The Association of Research Libraries (ARL) has joined with eight higher education associations in submitting comments, due today, July 18, 2017, to the US Federal Communications Commission (FCC), to support strong net neutrality rules. In 2015, the FCC set forth its Open Internet Order, which reclassified the Internet as a common carrier under Title II of the Communications Act and also relied on the FCC’s authority under Section 706 of the Telecommunications Act to provide a firm legal basis to protect net neutrality. The FCC, under new leadership, is now seeking to reverse or amend the 2015 order.

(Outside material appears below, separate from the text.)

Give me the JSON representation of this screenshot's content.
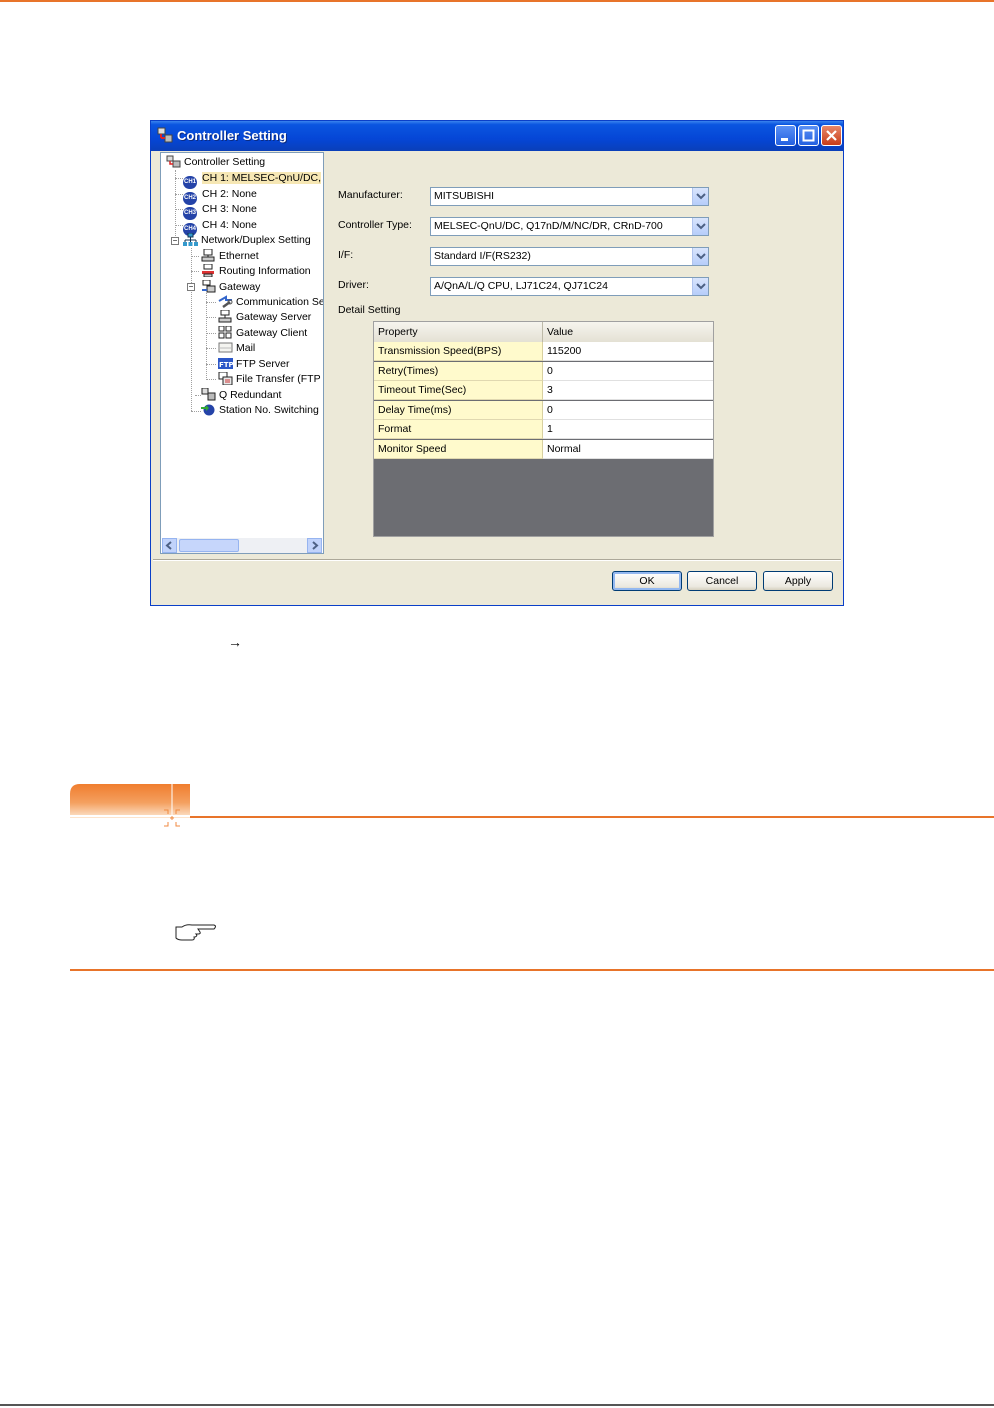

As both providers and consumers of content and services on the Internet, research libraries and their parent institutions have long relied on the open character of the global network, including non-discriminatory access. The 2015 rules assured that Internet providers would not be able to create “fast lanes”—designated for those willing and able to pay a premium—and “slow lanes” for everyone else. Specifically, the FCC laid out bright-line rules against blocking, throttling, and paid prioritization.
“Net neutrality is critical to equitable access to information,” said Mary Case, ARL president and university librarian and dean of libraries at the University of Illinois at Chicago. “Without strong rules to protect an open Internet, service providers could act as gatekeepers and place commercial interests above non-commercial expression. The FCC’s 2015 Open Internet Order sets forth strong, clear, and enforceable rules to protect net neutrality. The FCC should look beyond the quantitative cost-benefit analysis suggested in its Notice of Proposed Rulemaking and recognize the qualitative benefits libraries and higher education provide through access to an open and neutral Internet. There is no reason for the FCC to alter the current rules, which ensure that intellectual freedoms such as education, research, free speech, and innovation can continue to flourish.”

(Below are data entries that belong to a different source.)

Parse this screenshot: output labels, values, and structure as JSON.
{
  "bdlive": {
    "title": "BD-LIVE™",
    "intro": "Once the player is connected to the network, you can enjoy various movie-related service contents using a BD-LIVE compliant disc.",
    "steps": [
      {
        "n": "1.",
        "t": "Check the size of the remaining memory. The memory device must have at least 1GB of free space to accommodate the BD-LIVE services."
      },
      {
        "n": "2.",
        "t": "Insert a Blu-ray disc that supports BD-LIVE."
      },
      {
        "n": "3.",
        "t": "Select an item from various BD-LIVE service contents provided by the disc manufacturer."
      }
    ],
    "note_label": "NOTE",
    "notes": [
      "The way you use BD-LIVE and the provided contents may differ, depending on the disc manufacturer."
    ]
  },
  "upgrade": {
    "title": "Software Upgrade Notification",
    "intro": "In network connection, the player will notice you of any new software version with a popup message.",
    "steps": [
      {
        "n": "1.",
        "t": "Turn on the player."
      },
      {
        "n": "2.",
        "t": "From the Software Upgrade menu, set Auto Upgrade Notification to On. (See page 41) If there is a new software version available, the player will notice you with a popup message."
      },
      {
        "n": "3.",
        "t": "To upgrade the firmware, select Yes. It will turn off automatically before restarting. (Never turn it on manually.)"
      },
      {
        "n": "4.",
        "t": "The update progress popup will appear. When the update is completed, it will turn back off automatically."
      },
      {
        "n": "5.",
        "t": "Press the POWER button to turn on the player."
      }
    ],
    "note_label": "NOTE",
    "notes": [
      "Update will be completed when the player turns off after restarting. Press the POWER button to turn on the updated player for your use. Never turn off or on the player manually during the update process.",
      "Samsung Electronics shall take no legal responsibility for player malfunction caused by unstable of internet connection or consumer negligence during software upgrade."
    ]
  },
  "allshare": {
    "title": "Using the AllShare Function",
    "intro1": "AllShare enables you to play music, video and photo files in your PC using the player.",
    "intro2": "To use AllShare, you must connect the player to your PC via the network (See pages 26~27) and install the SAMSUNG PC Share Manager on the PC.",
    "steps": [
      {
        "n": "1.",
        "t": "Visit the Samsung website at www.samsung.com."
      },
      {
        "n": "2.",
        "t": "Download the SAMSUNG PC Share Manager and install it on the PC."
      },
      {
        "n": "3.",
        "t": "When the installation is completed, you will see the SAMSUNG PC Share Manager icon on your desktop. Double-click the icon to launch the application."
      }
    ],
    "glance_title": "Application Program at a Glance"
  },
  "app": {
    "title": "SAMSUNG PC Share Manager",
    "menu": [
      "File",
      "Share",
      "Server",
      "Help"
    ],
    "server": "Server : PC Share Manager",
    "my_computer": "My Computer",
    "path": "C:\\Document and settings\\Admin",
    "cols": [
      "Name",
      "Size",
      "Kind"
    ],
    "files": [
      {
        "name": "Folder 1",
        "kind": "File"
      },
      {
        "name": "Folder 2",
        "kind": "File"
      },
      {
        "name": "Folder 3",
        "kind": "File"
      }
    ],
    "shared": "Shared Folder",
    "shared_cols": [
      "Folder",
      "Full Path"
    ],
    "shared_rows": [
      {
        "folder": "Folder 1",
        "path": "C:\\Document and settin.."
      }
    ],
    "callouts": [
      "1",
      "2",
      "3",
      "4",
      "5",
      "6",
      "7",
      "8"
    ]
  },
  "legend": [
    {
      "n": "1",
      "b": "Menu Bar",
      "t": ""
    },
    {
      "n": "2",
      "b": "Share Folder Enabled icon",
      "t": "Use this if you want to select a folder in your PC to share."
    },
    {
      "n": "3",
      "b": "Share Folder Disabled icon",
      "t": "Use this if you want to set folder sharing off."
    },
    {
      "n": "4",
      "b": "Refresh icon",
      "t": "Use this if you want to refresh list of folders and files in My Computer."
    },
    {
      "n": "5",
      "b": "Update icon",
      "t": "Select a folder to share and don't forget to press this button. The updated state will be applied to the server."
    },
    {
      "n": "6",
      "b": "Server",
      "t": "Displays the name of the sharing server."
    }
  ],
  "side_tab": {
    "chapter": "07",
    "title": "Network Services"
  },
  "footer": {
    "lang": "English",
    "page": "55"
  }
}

The comments emphasize the importance of net neutrality to libraries and higher education, and note that no changes to the 2015 Open Internet Order are necessary. The comments also stress that any action by the FCC regarding regulation must protect the key net neutrality principles endorsed by library and higher education groups to ensure that information can continue to flow unimpeded.

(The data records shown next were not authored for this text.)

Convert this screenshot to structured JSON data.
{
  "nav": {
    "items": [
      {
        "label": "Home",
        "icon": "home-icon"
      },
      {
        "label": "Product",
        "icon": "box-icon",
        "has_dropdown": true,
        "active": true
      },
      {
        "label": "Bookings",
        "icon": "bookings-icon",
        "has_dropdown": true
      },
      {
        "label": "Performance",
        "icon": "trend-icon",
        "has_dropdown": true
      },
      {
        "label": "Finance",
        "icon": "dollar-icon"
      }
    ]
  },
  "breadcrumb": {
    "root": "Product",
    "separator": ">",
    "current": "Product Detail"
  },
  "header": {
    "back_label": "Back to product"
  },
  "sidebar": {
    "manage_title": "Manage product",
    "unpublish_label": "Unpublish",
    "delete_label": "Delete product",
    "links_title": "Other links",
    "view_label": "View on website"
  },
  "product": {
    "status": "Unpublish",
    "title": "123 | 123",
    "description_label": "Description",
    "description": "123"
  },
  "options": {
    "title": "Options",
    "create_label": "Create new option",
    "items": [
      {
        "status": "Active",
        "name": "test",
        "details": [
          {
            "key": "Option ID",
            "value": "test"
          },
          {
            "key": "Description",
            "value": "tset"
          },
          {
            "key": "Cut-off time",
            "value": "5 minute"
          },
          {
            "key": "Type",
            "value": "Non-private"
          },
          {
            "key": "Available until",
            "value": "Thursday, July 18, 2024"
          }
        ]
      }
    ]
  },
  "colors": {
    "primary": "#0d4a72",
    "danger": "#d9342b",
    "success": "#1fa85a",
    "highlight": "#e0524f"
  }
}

About the Association of Research Libraries
The Association of Research Libraries (ARL) is a nonprofit organization of 123 research libraries in the US and Canada. ARL’s mission is to influence the changing environment of scholarly communication and the public policies that affect research libraries and the diverse communities they serve. ARL pursues this mission by advancing the goals of its member research libraries, providing leadership in public and information policy to the scholarly and higher education communities, fostering the exchange of ideas and expertise, facilitating the emergence of new roles for research libraries, and shaping a future environment that leverages its interests with those of allied organizations. ARL is on the web at ARL.org.